Mamdouh is a fourth-year PhD student in the Department of Electrical Engineering at Stanford. He also works as a research assistant in the Technology and Innovation Department at SLAC National Accelerator Laboratory. His work focuses on the design and applications of particle accelerators which push charged particles like electrons to nearly the speed of light. Every day in the lab Mamdouh discovers more about how these tiny particles can have the most powerful effect. Before Mamdouh joined Stanford, he worked as a teaching assistant then assistant lecturer at Cairo University, where he taught 5 college-level courses and 5 laboratories, tutoring over 1000 college students. He also volunteered twice to teach undergrads Linux administration over the summer. Mamdouh’s passion for teaching and visual illustrations brought him to STAR to be able to present his work to a more diverse audience in a cool and fun way.About STAR Website
Xingyi Shi: Chemical Engineering

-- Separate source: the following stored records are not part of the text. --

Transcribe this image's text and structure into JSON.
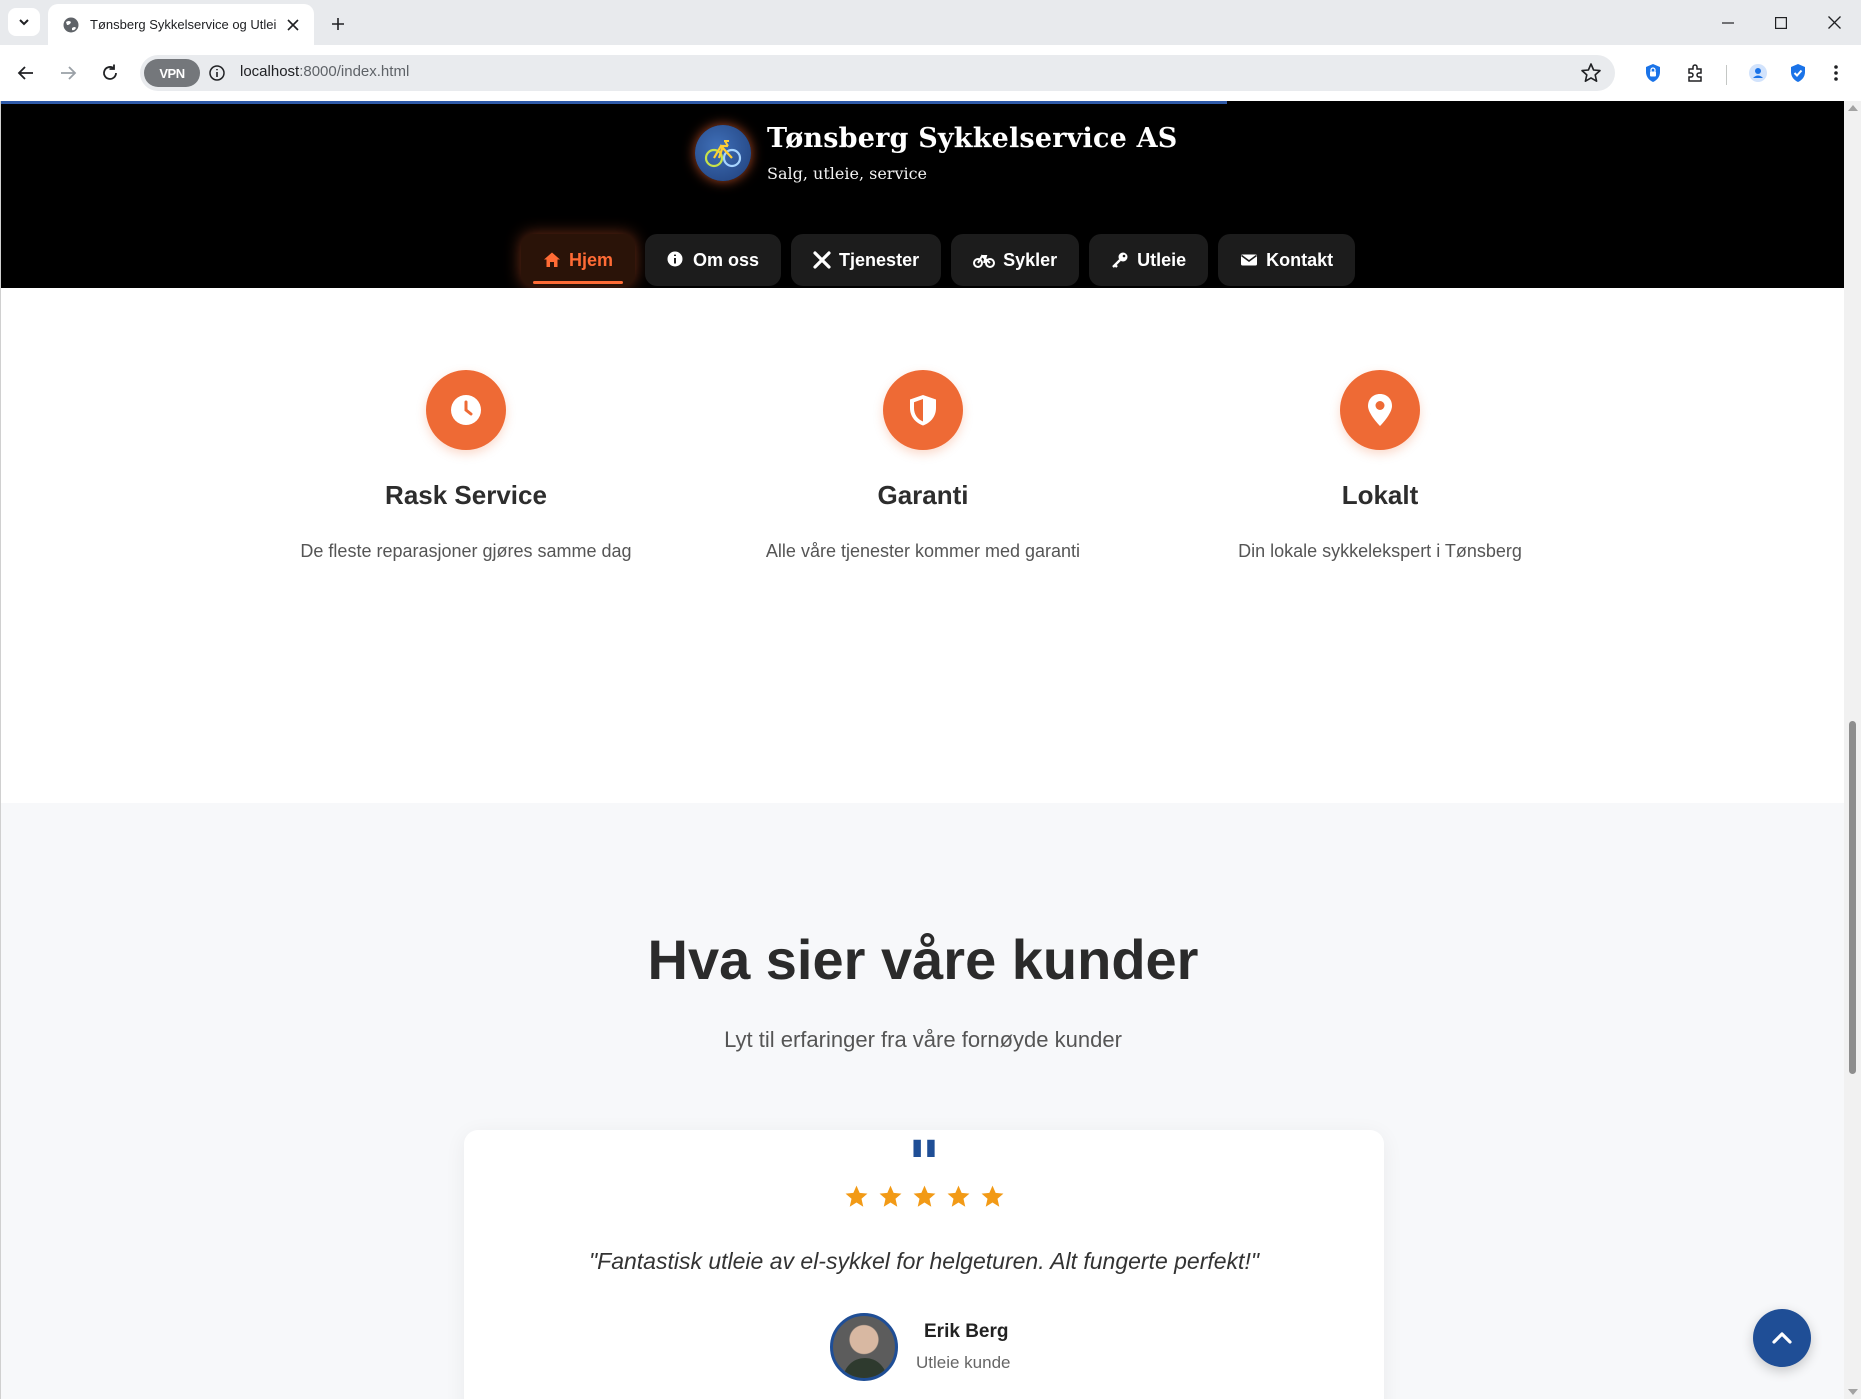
{
  "browser": {
    "tab_title": "Tønsberg Sykkelservice og Utleie",
    "url_host": "localhost",
    "url_rest": ":8000/index.html",
    "vpn_label": "VPN"
  },
  "site": {
    "title": "Tønsberg Sykkelservice AS",
    "subtitle": "Salg, utleie, service",
    "nav": [
      {
        "label": "Hjem",
        "icon": "home-icon",
        "active": true
      },
      {
        "label": "Om oss",
        "icon": "info-icon"
      },
      {
        "label": "Tjenester",
        "icon": "tools-icon"
      },
      {
        "label": "Sykler",
        "icon": "bicycle-icon"
      },
      {
        "label": "Utleie",
        "icon": "key-icon"
      },
      {
        "label": "Kontakt",
        "icon": "envelope-icon"
      }
    ]
  },
  "features": [
    {
      "icon": "clock-icon",
      "title": "Rask Service",
      "text": "De fleste reparasjoner gjøres samme dag"
    },
    {
      "icon": "shield-icon",
      "title": "Garanti",
      "text": "Alle våre tjenester kommer med garanti"
    },
    {
      "icon": "map-pin-icon",
      "title": "Lokalt",
      "text": "Din lokale sykkelekspert i Tønsberg"
    }
  ],
  "testimonials": {
    "heading": "Hva sier våre kunder",
    "subheading": "Lyt til erfaringer fra våre fornøyde kunder",
    "quote_mark": "\"",
    "rating": 5,
    "text": "\"Fantastisk utleie av el-sykkel for helgeturen. Alt fungerte perfekt!\"",
    "name": "Erik Berg",
    "role": "Utleie kunde"
  },
  "colors": {
    "accent": "#ee6a35",
    "brand_blue": "#1f4e96",
    "star": "#f29a16"
  }
}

Xingyi is a first-year PhD student in the Chemical Engineering Department at Stanford. She studies the dynamic behavior of thin liquid films in the presence of surfactants by deriving and solving the governing equations. As an undergraduate at MIT, she worked as a co-director for Academic Teaching Initiative. ATI is aimed at providing affordable SAT preparation to disadvantaged students in the greater Boston area. Through her experience with ATI, she developed a passion for designing and coordinating classes for outreach programs. This passion has brought her to join STAR as an event developer. She is excited to roll out new classes in the upcoming school year.About STAR Website
Tiras Lin: Mechanical Engineering
Tiras is a fourth year PhD student in the Mechanical Engineering Department at Stanford. Broadly, he is interested in fluid mechanics, and currently he studies the use of nanoparticles as drug delivery vehicles and the dynamics of flexible biopolymers such as DNA. Before Stanford, he earned an MPhil at Cambridge University and a BS at Johns Hopkins University, and he has worked on research on buoyancy-induced turbulent mixing and the dynamics of butterfly flight. His research experiences have taught him the importance of being able to communicate science to any audience — from middle school students interested in insect flight to colleagues working in fluid mechanics. Photography is one of his longtime interests, and he is always searching for new ways to visualize phenomena. He is looking forward to coming up with new ideas for future STAR events.About STAR Website
Callie Chappell: Ecology & Evolution
Callie is a first year PhD student in Ecology and Evolution in the Department of Biology at Stanford. Callie is interested in studying what the yeast that live in floral nectar can teach us about fundamental concepts in ecology and evolution. While completing a concurrent undergraduate/master’s program in Molecular, Cellular, and Developmental Biology at the University of Michigan, Callie studied the intersection of global change biology and natural products chemistry. Outside of lab, Callie is a long-time artist and educator. She has been a freelance graphic designer, philosophy of science enthusiast, and ran an educational organization teaching high school policy debate.About STAR Website
Abigail Birnbaum: Earth System Science
Abby is a first year PhD student in the Earth System Science Department at Stanford, pursuing research in freshwater systems modeling. As an undergraduate in Civil Engineering at Cornell University, she served as a peer advisor, teaching assistant, and math workshop facilitator, which inspired passions for teaching and making STEM accessible for all audiences. A lifelong artist, she is excited about helping to develop programming with STAR that combines her interests in art and science communication and education.About STAR Website
Other Past coordinators
Here are the names of other respected and notable contributors to STAR over the years:
- Matthew Ware
- Anna Lee
- Connie Fung
- Suchita Rastogi
- Tory Johnson
- Lauren Shumaker
- Nora Brackbill
- Marius Cătălin Lordan
- Helen Craig
- Hilary Noad